In addition to deliberately planned acts of kindness, we frequently perform random, spontaneous benevolent deeds. We spring into action when a situation presents itself. The moment may not be the most opportune for us, but in that instant we decide that another’s delight or safety is more important than our own convenience.

You cannot do a kindness too soon, for you never know how soon it will be too late. ─Ralph Waldo Emerson

In Jesus’ parable of the Good Samaritan, a man was walking alone on a road with a notorious reputation for sheltering opportunistic robbers who ambushed defenseless travelers. The pedestrian was attacked physically, stripped of his clothes and valuables, and left for dead. Both a priest and a Levite passed the beaten, bleeding man, ignoring him by crossing to the opposite side of the road. A Samaritan, hated by Jews and labeled a half-breed, came to the aid of the dying man. He anointed the man with oil and wine and bandaged his wounds. Then he lifted the stranger onto his own donkey, delivered him to an inn, and personally cared for him. The following day the Samaritan gave the innkeeper enough money to house and care for the stranger until he returned, at which time he promised to reimburse any additional funds he owed. (Luke 10:30-37). The parable illustrates the total devotion demanded by the Great Commandment. “Love the Lord your God with all your heart and with all your soul and with all your strength and with all your mind, and love your neighbor as yourself” (Luke 10:27).

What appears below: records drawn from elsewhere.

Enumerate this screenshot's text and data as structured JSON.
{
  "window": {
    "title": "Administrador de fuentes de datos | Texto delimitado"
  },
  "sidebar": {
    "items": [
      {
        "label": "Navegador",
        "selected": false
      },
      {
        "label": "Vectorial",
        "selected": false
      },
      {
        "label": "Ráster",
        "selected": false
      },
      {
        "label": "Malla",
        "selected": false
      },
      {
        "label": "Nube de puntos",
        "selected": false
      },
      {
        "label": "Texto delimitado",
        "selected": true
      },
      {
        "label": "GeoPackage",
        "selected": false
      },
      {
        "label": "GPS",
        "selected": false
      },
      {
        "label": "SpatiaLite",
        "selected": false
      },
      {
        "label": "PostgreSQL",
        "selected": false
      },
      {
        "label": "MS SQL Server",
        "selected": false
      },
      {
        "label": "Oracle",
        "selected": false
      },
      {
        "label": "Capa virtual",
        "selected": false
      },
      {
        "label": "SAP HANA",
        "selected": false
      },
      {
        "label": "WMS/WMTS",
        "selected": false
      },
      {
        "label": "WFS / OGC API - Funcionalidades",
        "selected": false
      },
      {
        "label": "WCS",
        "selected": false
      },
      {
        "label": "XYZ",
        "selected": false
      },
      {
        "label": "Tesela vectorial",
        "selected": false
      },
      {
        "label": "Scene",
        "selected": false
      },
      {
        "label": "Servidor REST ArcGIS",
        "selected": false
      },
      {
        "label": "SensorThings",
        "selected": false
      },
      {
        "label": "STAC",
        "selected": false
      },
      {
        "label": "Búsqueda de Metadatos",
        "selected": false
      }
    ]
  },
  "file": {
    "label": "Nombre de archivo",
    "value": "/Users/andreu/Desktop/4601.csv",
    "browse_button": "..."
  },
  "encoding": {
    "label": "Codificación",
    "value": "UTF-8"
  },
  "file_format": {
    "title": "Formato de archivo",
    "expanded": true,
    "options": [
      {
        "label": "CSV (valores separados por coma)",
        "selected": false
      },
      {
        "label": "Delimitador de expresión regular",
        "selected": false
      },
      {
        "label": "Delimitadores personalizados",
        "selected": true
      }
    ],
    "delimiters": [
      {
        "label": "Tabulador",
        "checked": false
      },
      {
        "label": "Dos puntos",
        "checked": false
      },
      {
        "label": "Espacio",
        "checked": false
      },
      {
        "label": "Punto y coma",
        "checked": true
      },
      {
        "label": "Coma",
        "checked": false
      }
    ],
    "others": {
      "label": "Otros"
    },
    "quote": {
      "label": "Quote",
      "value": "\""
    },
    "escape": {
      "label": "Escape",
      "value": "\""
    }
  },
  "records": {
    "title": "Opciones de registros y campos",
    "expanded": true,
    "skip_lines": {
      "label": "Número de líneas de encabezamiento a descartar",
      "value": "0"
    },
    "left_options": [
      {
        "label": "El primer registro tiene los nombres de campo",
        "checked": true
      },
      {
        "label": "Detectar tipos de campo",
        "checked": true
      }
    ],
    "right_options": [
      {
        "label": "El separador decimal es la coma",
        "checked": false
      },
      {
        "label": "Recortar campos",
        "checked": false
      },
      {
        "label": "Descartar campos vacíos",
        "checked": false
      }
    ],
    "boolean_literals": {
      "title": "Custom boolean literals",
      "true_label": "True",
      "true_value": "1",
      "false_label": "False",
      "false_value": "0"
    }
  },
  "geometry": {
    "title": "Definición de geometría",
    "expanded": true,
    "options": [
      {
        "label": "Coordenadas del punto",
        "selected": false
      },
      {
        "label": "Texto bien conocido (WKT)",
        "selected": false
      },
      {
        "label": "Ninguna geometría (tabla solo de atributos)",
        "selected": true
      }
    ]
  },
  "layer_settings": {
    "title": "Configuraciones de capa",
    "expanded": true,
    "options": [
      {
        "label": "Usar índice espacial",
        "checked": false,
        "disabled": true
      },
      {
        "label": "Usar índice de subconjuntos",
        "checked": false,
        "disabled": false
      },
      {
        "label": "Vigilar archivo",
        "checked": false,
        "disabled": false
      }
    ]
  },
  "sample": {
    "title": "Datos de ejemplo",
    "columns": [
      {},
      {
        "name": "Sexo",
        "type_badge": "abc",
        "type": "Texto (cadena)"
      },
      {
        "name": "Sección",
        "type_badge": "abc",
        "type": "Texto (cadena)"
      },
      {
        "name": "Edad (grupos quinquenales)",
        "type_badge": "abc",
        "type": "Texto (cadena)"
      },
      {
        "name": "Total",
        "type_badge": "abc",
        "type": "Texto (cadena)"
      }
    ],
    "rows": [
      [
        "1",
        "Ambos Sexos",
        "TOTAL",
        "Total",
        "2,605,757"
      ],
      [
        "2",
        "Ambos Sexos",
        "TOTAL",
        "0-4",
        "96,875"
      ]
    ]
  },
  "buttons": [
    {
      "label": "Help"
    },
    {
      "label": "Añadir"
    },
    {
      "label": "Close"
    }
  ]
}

Kindness is defined as extending tenderness or goodwill; lavishing with happiness and grace. In God’s Word, it is frequently synonymous with love, lovingkindness, or unfailing love, often summarizing God’s covenants with His people. The Lord said, “‘I have loved you with an everlasting love; I have drawn you {to myself} with unfailing kindness’” (Jeremiah31:3).

On earth, Christ showed kindness to everyone He encountered, regardless of their status. It is imperative that we learn the life principle Jesus embraced. When the Messiah was crucified, His body had already been physically abused beyond recognition. Tortured and with His last remaining trace of energy, Christ offered compassion to the criminal crucified on the cross beside Him.

“‘Truly I tell you, today you will be with me in paradise’” (Luke 23:43). Christ granted kindness during His worst hour. Surely we can express similar outreach to others during our best of times. God expects more than civility in our relationships; He empowers us to adopt Jesus’ attributes. “As God’s chosen people, holy and dearly loved, clothe yourself with compassion, kindness, humility, gentleness, and patience” (Colossians 3:12). Our compassion and kindness that imitate Jesus indicate a deep stirring within our inner spirit. True character is revealed when the charity that wells up in our hearts converts to tangible acts of lovingkindness.


All Bible references are taken from the NIV unless otherwise indicated.